What core belief did you develop that could guide you in the design of a new organization if you had the opportunity?
Upon perusal of the Mumbai article, I realized two major beliefs that would guide me in the design of a new organization if I were provided the opportunity to do so. The first core belief pertains to focusing on the workforce, or the individuals, that I already have and then organizing them appropriately. The second core belief relates to the design of organization, specifically that my business strategy, which includes a mission, capabilities, and competencies, would influence the design of the organization, rather than the other way around. Implementation of these two core beliefs will help to result in the success of a given organization.
In order to implement the first core belief, or the focus on the current workforce, it is necessary to modify the organization’s design to fit the employees’ talents and capabilities while simultaneously addressing any significant skill gaps. Focusing on one’s employees and the organization’s foundation is one of the most successful methods to use when designing any business, as an effective workforce is the backbone of any company’s success. One must always take care of the employees’ needs first, and these needs take precedence over external needs. In today’s times, companies have quickly rid themselves of loyal employees during difficult economic times and recruited brand-new employees, operating under the false assumption that new employees will automatically result in new success. However, with the right system in place, organizations do not need to recruit exceptional talent in order to achieve significant success, as evidenced by the “dabbawalas.”
When implementing the second core belief, or the focus on melding an organization to a particular business strategy, one should design an organization accordingly and determine how individuals will fit within that organizational structure. This type of approach begins with and consistently focuses on strategy, which ultimately yields well-designed organizations that achieve success, both in the short-term and long-term. Transparency and standardization are critical to take into account when designing an organization, and the “dabbawalas” railway system illustrates the focus on long-term needs and strategies designed to address these needs. Long-term focuses will not only help support the business strategy, but also management efforts regarding succession. Lastly, when designing an organization, it is important to take into account the operational environment, specifically the economic, social-cultural, political, technological, and environmental aspects. The “dabbawalas” exemplified this focus when they modified their organizational structure to account for an increased presence of women in the workforce.
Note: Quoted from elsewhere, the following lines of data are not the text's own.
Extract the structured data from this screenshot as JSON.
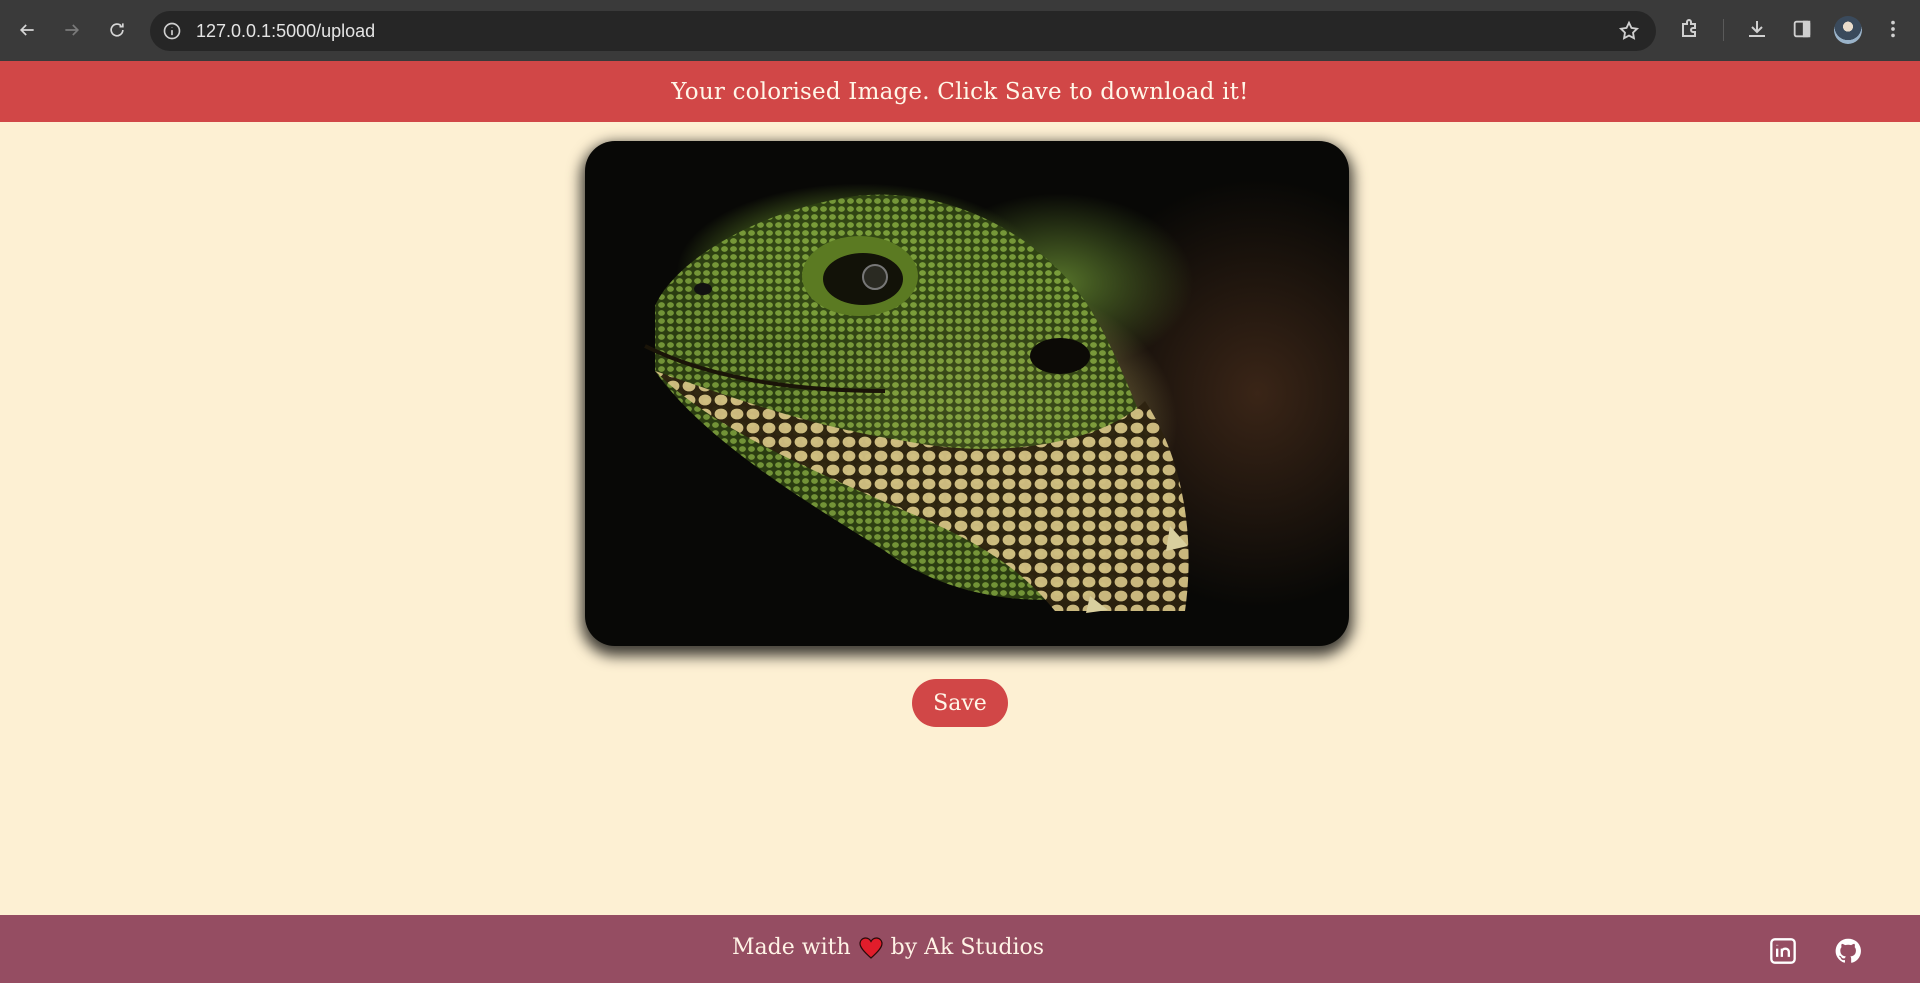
{
  "browser": {
    "url": "127.0.0.1:5000/upload",
    "icons": [
      "back-arrow-icon",
      "forward-arrow-icon",
      "reload-icon",
      "info-icon",
      "star-icon",
      "extensions-icon",
      "download-icon",
      "side-panel-icon",
      "profile-avatar",
      "more-menu-icon"
    ]
  },
  "banner": {
    "text": "Your colorised Image. Click Save to download it!"
  },
  "image": {
    "subject": "colorised-lizard-image"
  },
  "actions": {
    "save_label": "Save"
  },
  "footer": {
    "text_before": "Made with",
    "text_after": "by Ak Studios",
    "icons": [
      "heart-icon",
      "linkedin-icon",
      "github-icon"
    ]
  },
  "colors": {
    "banner": "#d14747",
    "page_background": "#fdf0d3",
    "button": "#d14747",
    "footer": "#954d62"
  }
}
What would the structure look like?
While a theoretical discussion of an ideal business structure is possible, the practical implementation of an ideal business structure is problematic. Specifically, effective designs often require focusing more on people or more on strategy. Aside from this conflicted focus, companies must also choose between an array of different structures available, and each structure comes with its own strengths and weaknesses. Moreover, different companies work best with different structures, which further exacerbates the process of organizational design. The most effective organizational designs will focus on the differentiation and aggregation of individuals, jobs, and functions, and this design will also effectively deliver the company’s competitive strategy through its various activities. Organizational design should also take into account integration, which aids in the coordination and conveying of information throughout the workforce.
In general, the traditional hierarchy is probably the most effective model for most business organizations. However, this hierarchy should also partially emphasize self-management to enhance ownership in the company. Partial emphasis is important, as companies based completely on self-management may experience failure and have no clear perpetrator to hold responsible. In addition, unfettered self-management may also lead to employees’ deviation from their tasks, resulting in the organization’s overall negative performance. Management layers in these types of structures should also contribute more value to a company, rather than just serving as a supervisory layer. In other words, management staff should hold several responsibilities, such as the allocation of resources, the provision of functional guidance, the creation of new businesses, the facilitation of linkages or knowledge between different units, and the provision of services from a call center.
In contrast, flat organizations have greater risk tolerance, and this tolerance can be attributed to the management layers’ tendencies to screen data and eliminate decision options. These tendencies result in top managers at multilayered hierarchies having fewer decisions to make and options that have been more thoroughly analyzed, which result in fewer mistakes. Multilayered hierarchies also help provide structure and identification within an organization, and they help outline responsibilities and obligations for employees. It is important to note that increased organizational growth entails stronger management, such as formal work assignments, structured guidelines, and detailed rules, which will help streamline operations. Overall, hierarchies are critical to take into account for the design and implementation of an organizational structure for a company.